“This week is a big challenge for us,” he said. “It’s another team that was high up on the rushing charts. Good running back, solid offensive line and they run the same type of scheme, that zone scheme. We’ve got to get ready for it and pay attention to the details in our fits this week in practice.”

Buffalo’s defenders believe Oakland’s rushing attack does have some parallels to Kansas City’s run game. They have a true speed back in Darren McFadden much like the Chiefs’ Jamaal Charles, but there’s a key difference with the Raiders’ one-two punch of McFadden and Michael Bush.

“They’re similar in terms of their big play ability this week, but we’re facing bigger backs,” said Shawne Merriman. “These guys can run and you’ve really got to make sure you get them on the ground.”

While the two backs that carried the ball the most for the Chiefs in Charles and Dexter McCluster are both under six feet and 200 pounds, the story is a bit different with Oakland’s McFadden and Bush.
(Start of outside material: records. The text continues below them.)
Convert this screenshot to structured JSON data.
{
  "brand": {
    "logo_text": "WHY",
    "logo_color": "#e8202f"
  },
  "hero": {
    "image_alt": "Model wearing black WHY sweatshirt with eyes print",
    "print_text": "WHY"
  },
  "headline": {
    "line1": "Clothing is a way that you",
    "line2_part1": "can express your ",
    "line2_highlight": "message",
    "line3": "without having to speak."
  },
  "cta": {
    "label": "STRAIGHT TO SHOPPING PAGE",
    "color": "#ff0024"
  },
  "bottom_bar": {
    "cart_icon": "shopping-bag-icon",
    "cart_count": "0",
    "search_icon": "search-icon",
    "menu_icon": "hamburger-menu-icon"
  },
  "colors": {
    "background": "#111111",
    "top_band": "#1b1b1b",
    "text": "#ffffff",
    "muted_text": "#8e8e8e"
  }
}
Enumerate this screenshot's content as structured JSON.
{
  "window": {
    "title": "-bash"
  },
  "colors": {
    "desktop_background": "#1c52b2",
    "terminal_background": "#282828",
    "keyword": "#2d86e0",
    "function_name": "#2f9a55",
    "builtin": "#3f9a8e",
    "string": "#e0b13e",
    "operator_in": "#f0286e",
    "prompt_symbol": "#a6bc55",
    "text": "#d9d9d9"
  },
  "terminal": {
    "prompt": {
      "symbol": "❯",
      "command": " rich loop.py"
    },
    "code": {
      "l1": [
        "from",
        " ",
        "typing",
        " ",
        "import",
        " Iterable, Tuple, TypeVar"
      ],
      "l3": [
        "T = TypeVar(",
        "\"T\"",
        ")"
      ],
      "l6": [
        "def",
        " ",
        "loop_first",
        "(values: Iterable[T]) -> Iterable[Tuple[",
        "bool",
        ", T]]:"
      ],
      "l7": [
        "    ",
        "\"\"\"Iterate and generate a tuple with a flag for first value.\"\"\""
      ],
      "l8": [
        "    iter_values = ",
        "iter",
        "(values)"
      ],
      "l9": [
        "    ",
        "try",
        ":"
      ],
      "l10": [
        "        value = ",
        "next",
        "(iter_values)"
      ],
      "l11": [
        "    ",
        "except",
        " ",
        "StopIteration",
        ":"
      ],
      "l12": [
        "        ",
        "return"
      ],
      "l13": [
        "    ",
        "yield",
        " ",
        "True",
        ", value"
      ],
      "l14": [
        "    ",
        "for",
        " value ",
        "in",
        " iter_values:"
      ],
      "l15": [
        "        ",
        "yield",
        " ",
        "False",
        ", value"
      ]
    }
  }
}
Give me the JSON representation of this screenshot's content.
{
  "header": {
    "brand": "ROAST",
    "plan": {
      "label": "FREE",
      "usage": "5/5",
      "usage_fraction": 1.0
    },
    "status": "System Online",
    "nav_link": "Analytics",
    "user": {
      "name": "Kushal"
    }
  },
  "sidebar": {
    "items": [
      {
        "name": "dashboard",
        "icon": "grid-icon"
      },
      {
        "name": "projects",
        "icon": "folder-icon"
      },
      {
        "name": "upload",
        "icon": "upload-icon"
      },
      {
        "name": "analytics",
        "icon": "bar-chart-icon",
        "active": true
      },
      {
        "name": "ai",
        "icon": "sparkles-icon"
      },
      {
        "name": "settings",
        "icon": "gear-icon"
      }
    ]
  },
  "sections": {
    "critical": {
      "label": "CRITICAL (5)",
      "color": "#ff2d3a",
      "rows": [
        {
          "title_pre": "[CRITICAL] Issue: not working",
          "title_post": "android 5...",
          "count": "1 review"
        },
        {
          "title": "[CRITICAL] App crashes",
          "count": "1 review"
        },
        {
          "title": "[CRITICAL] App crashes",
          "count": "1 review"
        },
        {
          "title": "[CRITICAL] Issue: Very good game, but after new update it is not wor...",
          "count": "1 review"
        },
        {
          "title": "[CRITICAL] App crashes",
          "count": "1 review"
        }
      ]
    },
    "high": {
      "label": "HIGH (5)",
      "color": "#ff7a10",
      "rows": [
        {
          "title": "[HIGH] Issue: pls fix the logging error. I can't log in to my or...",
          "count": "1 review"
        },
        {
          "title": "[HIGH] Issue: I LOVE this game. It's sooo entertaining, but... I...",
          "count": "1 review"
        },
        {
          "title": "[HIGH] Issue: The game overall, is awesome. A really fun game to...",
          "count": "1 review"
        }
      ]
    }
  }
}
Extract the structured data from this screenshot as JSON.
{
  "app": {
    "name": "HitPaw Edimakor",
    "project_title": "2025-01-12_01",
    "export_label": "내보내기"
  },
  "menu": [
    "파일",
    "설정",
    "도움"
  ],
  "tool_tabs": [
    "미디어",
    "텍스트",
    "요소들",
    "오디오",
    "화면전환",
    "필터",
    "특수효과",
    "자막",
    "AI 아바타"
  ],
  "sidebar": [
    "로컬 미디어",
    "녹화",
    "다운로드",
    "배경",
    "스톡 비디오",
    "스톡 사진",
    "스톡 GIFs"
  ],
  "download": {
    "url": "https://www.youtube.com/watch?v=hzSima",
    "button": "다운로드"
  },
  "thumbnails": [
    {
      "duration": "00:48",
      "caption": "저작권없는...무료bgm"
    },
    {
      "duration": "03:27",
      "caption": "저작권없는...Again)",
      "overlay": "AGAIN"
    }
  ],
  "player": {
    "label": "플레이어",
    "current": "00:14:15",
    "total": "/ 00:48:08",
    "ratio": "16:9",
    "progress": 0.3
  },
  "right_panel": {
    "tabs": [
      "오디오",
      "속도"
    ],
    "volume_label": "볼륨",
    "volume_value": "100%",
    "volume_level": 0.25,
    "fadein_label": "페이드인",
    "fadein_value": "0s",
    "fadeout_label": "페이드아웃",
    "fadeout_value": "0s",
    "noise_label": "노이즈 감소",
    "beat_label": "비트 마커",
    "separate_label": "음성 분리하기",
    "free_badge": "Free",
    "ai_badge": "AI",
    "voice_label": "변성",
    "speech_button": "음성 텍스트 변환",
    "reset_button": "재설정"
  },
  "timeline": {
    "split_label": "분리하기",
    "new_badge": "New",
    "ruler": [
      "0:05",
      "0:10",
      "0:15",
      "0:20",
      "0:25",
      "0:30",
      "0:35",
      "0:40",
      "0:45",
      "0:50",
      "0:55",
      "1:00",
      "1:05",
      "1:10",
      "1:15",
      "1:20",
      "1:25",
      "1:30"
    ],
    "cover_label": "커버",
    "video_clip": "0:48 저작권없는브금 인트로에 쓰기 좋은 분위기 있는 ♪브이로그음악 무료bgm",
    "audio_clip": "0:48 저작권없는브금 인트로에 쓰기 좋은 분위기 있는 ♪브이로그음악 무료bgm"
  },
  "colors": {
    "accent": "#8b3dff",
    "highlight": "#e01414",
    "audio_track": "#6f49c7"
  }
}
McFadden is 6’2” and 210 pounds with Bush a solid 6’1” and 245 pounds.

So although the Raiders will work to get McFadden to the edge to employ his 4.35 speed, Oakland will also take a more direct approach and plow straight ahead.

“They’re going to look to get downhill,” said Merriman. “They do that because of the size of their offensive line and the size of their backs. So they want to get downhill and pound a little bit. They have the same type of speed that we saw out of KC, but they’re bigger backs. We’ve got to get a lot of guys to the ball because these guys stay up.”

Facing Denver on Monday night McFadden put his big play ability on display averaging almost seven yards per carry (6.8). Four of his carries went for 10 yards or more including a pair of 20-yarders and a 47-yard run that set up a touchdown in Oakland’s three-point win.

Bush then helped close out the game getting some key first downs at the end to run out the clock with the Raiders ahead on the scoreboard, but there have been times when he’s been utilized more.

“They blend their speed with the power more (than Kansas City) because they use Bush more than the Chiefs use Thomas Jones,” said Jairus Byrd.

After their big win last Sunday the Bills are still far from being overconfident, and after Oakland’s Monday night performance it will be easy for Buffalo’s run defenders to focus on their next assignment.

“All you’ve got to do is turn on the film and watch McFadden run the ball,” said Williams. “If you’re not in the right spot and he hits a crease he can take it the whole way.”

“It’s going to be a similar thing this week,” said Danny Batten. “We know we’ve got to stop the run. That’s the biggest concern. They have great backs just like Kansas City did. A little different style, but it’s boiling down to the same thing, stopping the run.”